* [TASK PROMPT] The pictures stay out. Please retype every line below exactly.

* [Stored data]
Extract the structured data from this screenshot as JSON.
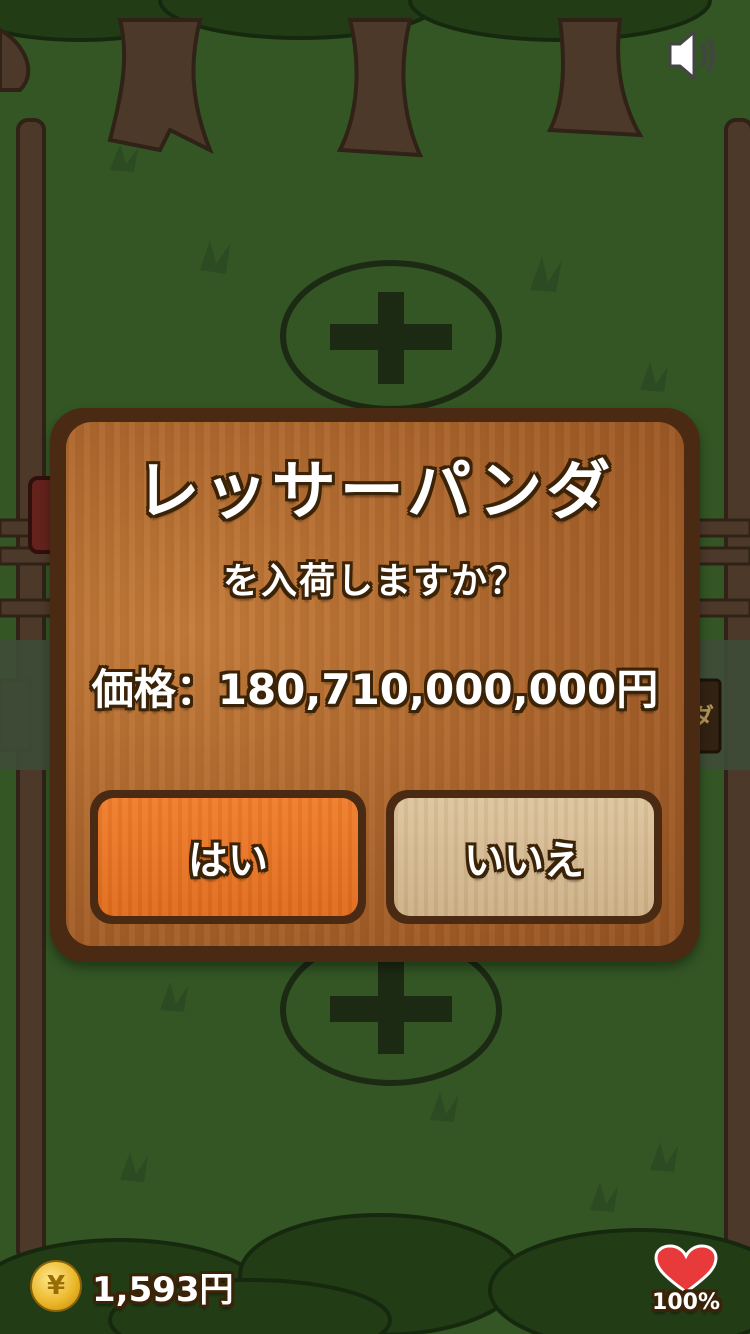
{
  "dialog": {
    "animal_name": "レッサーパンダ",
    "question": "を入荷しますか？",
    "price_label": "価格：",
    "price_value": "180,710,000,000円",
    "yes_label": "はい",
    "no_label": "いいえ"
  },
  "hud": {
    "money": "1,593円",
    "coin_symbol": "¥",
    "health": "100%"
  },
  "background_sign_text": "ダ",
  "icons": [
    "speaker-icon",
    "plus-icon",
    "coin-icon",
    "heart-icon"
  ],
  "colors": {
    "grass": "#3f6a2c",
    "wood_dark": "#4a2a12",
    "wood": "#b06a2e",
    "yes_button": "#ec7626",
    "no_button": "#d7bd94",
    "heart": "#e83a3a"
  }
}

* [TASK RESPONSE]
Extract the structured data from this screenshot as JSON.
{
  "dialog": {
    "animal_name": "レッサーパンダ",
    "question": "を入荷しますか？",
    "price_label": "価格：",
    "price_value": "180,710,000,000円",
    "yes_label": "はい",
    "no_label": "いいえ"
  },
  "hud": {
    "money": "1,593円",
    "coin_symbol": "¥",
    "health": "100%"
  },
  "background_sign_text": "ダ",
  "icons": [
    "speaker-icon",
    "plus-icon",
    "coin-icon",
    "heart-icon"
  ],
  "colors": {
    "grass": "#3f6a2c",
    "wood_dark": "#4a2a12",
    "wood": "#b06a2e",
    "yes_button": "#ec7626",
    "no_button": "#d7bd94",
    "heart": "#e83a3a"
  }
}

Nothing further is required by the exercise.